RECORD SET:
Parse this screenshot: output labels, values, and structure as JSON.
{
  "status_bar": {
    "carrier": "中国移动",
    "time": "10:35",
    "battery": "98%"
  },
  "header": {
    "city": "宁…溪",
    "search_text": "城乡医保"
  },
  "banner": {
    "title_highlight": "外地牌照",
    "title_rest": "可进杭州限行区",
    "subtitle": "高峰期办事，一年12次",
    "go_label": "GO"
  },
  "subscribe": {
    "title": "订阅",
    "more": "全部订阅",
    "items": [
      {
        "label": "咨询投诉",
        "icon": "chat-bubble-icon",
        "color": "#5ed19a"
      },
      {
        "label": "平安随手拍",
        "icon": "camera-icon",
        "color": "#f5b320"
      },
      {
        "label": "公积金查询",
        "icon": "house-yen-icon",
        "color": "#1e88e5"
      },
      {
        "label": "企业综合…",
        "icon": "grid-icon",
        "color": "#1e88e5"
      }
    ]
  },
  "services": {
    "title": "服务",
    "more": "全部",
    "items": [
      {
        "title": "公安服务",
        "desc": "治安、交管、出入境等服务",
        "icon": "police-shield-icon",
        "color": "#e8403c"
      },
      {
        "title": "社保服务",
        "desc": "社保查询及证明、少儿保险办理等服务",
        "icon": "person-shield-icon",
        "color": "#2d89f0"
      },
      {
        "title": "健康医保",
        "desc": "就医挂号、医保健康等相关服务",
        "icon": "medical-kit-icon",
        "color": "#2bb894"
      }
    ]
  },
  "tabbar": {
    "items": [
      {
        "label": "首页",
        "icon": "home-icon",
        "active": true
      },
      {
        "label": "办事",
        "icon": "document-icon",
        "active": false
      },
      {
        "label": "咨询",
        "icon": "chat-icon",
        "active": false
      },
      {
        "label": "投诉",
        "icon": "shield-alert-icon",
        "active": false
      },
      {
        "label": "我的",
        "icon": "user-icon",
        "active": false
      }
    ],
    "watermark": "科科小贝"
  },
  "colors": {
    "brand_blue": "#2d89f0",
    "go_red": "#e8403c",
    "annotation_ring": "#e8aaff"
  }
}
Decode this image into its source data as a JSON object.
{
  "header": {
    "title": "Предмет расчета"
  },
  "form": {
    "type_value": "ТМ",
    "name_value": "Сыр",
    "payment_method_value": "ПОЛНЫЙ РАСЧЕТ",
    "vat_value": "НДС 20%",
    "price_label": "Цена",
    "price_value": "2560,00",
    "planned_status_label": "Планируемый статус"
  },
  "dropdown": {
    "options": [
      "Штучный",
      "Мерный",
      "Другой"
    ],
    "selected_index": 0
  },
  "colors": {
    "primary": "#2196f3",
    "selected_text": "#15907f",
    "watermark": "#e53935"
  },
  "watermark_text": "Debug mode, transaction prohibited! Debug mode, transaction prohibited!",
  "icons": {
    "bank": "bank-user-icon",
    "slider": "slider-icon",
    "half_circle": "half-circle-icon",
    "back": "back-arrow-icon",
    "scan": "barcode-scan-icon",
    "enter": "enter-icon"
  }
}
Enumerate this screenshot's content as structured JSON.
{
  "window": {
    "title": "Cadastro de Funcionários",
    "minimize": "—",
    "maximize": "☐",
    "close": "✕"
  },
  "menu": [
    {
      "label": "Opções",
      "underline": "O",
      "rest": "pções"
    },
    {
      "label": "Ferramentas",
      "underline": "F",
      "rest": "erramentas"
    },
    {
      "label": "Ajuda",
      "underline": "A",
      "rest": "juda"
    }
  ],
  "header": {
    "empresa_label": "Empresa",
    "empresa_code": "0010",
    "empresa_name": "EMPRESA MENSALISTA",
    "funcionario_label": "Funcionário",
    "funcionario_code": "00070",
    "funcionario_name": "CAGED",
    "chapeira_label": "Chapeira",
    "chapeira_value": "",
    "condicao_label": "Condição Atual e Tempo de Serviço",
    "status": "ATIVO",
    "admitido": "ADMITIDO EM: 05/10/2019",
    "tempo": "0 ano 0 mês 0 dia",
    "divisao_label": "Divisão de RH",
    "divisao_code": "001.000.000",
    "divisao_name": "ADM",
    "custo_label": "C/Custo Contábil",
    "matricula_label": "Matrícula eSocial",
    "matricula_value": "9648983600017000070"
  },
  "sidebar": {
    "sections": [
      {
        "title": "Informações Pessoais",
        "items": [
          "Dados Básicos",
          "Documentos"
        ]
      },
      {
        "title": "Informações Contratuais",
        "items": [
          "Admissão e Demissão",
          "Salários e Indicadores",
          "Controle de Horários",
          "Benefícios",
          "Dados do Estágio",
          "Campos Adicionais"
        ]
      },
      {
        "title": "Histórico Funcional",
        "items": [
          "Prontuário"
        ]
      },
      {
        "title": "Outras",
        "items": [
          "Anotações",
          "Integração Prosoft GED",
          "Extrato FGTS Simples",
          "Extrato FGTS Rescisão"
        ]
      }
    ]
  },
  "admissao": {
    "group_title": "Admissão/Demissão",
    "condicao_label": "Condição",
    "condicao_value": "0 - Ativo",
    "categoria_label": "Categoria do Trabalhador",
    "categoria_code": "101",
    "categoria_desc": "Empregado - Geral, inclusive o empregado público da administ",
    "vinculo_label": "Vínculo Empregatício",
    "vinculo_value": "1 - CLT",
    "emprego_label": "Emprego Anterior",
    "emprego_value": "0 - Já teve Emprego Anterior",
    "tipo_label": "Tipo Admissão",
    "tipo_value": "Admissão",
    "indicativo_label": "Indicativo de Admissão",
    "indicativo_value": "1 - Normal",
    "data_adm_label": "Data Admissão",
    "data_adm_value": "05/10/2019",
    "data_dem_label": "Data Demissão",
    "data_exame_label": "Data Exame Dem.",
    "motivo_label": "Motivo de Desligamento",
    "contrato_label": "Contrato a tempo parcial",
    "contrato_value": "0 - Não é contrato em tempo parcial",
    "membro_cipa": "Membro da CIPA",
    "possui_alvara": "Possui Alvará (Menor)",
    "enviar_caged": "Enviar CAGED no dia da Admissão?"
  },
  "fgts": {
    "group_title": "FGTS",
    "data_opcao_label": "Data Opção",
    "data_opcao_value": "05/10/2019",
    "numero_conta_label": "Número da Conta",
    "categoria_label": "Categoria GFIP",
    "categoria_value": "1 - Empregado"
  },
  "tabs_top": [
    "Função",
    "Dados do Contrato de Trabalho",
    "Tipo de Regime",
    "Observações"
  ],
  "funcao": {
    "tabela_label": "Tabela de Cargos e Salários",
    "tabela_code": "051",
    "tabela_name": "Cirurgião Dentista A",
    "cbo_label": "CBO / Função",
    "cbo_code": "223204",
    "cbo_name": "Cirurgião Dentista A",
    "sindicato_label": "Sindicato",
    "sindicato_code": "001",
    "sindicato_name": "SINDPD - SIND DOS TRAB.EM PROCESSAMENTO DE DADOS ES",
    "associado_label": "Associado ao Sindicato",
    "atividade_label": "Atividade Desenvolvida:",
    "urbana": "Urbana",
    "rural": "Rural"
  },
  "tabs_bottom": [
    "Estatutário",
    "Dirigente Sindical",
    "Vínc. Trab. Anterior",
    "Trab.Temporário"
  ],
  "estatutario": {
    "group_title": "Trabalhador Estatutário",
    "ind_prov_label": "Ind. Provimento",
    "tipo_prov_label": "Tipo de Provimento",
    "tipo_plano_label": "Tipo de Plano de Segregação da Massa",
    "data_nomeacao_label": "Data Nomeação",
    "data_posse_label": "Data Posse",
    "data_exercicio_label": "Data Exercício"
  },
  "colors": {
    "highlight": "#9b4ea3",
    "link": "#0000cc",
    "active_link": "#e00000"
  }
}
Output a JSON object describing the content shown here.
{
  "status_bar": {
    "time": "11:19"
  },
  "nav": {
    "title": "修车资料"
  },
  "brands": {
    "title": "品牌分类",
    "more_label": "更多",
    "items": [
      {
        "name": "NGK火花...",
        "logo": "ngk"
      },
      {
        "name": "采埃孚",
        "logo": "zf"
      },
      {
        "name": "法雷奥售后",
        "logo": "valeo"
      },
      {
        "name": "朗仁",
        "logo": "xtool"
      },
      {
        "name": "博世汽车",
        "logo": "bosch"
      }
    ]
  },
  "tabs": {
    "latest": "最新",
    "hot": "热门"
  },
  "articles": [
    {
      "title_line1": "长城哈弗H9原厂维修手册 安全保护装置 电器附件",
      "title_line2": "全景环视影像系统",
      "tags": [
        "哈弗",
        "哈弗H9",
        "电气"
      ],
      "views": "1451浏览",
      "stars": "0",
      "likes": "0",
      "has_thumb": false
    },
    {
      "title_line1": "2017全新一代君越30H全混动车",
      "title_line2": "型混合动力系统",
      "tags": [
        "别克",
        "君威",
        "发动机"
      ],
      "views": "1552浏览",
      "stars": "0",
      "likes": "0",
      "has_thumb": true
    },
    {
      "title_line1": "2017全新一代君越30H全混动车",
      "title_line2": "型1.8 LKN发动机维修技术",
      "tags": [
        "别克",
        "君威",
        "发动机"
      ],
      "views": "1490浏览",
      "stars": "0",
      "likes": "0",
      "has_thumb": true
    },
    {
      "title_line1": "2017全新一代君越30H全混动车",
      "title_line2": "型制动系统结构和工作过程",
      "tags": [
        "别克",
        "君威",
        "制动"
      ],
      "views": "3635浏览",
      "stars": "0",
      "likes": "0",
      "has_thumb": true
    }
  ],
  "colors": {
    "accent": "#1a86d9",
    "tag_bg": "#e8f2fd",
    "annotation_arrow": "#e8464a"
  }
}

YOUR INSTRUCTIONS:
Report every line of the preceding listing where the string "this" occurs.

YOUR RESPONSE:
Parse this screenshot: output labels, values, and structure as JSON.
Decode this image into its source data as a JSON object.
Enumerate this screenshot's content as structured JSON.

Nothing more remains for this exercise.